But I would rate Assad's chances of survival at only a fraction of that of Sri Lanka's civil war government.

don
07-23-12, 07:05 AM
Would it be possible to boldface a couple of the key points when you make a long post -- like c1ue often does. Sometimes all the info on the Net gets a bit too much, and if a post is long I'll just tend to skip it if I can't quickly see what it's about.

A number of 'Tulipers (on other postings) have noted they feel the opposite way - no bold, please, let me figure out what's noteworthy for myself. Occasionally I've excerpted a piece but overall feel a service to the author in presenting what he has written. A minor conumdrum.

raja
07-23-12, 08:43 AM
I can think of a couple realistic possibilities:

1.)The void that existed in Northern Iraq that became a somewhat autonomous-ish Kurdistan within Iraq could expand to include a portion of Syria territory with Syrian ethnic Kurds which could cause a growing rift with Turkey which has a long history of conflict in suppressing Kurdish independence in the region including it's own significant and perpetually unhappy Kurdish minority.
Conflict between Turkey and ethnic Kurds would primarily be about Turkey maintaining its present Kurd population within it's borders. The most that could occur would be some sort of a Kurd/Turkish war, which would not develop into a regional conflict involving other countries.


2.)Asymmetric attacks against Israel being launched from Syria/Lebanon as a direct/indirect result of the instability/fall of the Syrian regime and the power vacuum that inevitably follows which would compel Israel to act in proactive self defense.
In the short and medium term, I think a power vacuum in Syria would focus Syrians on the process of filling that vacuum, rather that engendering attacks on Israel. The Syrians would be too busy attacking each other, at the very least politically.


3.)The fall of the Assad regime and/or it's retreat to a smaller and more defensible position leads to sectarian division and potential post Assad civil war and long term instability, much like former Yugoslavia and the rally cry of "someone has to do something" compels intervention.
That would not be a "regional conflict".


4.) Concern over Syria's WMDs(yes I know credibility in this regard is low, but Syria's development/possession of them seems to be well supported) compels some to consider a limited intervention.

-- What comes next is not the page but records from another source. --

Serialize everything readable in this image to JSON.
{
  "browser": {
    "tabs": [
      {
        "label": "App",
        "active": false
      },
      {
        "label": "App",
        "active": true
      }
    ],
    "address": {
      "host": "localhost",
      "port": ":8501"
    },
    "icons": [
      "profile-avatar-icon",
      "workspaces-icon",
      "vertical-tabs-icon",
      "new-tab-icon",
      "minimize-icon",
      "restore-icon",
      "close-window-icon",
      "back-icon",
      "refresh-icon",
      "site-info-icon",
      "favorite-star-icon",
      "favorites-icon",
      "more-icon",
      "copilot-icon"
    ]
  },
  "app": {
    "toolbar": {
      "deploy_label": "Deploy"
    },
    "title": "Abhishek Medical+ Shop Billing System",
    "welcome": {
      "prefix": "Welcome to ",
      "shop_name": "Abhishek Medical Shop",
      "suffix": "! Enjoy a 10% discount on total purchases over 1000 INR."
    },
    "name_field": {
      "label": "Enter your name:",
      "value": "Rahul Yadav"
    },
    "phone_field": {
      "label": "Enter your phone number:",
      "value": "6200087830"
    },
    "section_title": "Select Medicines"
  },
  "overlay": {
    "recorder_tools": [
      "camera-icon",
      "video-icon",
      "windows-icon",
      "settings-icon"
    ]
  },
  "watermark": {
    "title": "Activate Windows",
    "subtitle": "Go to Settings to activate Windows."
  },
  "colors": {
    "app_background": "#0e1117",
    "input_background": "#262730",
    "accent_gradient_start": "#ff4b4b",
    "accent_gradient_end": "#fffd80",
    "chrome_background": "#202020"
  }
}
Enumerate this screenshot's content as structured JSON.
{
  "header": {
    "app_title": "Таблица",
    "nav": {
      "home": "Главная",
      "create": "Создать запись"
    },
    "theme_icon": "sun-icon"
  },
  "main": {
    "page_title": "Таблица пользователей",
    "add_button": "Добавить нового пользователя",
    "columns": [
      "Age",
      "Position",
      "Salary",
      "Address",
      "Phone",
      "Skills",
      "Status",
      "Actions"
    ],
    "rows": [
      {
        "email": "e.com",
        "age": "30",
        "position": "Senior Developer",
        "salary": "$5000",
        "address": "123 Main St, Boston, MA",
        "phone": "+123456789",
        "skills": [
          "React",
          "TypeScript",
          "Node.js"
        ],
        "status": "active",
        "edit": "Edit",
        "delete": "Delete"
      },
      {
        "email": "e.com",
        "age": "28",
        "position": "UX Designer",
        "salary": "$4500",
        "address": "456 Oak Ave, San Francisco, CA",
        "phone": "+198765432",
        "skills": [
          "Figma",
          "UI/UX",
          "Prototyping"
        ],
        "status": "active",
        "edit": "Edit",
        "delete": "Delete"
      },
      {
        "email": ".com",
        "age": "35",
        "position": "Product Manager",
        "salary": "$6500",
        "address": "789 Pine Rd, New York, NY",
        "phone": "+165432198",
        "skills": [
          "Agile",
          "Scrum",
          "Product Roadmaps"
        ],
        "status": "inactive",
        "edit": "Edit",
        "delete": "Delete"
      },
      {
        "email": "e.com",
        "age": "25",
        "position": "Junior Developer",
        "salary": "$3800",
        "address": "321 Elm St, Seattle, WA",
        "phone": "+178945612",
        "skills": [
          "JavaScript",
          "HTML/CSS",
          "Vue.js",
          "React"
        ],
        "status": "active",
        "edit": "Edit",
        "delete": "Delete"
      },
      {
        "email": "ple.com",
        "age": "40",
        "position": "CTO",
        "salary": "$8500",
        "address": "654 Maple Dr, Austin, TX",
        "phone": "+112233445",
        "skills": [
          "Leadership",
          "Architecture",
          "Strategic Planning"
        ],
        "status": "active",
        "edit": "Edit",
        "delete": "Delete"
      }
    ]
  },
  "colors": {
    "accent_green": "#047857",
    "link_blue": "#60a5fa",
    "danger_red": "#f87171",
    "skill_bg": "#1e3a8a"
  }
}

It must be noted that there are plenty of examples of fairly quite/covert intervention to mitigate WMD risk that have been quite successful.
That would not be a "regional conflict".


5.)The fall of the Assad regime leads to a hard shift that overshoots in the opposite direction towards an islamist/fundamentalist movement/government...much like Iran post Shah.
And the Syrian islamist/fundamentalists invade Israel? Not likely.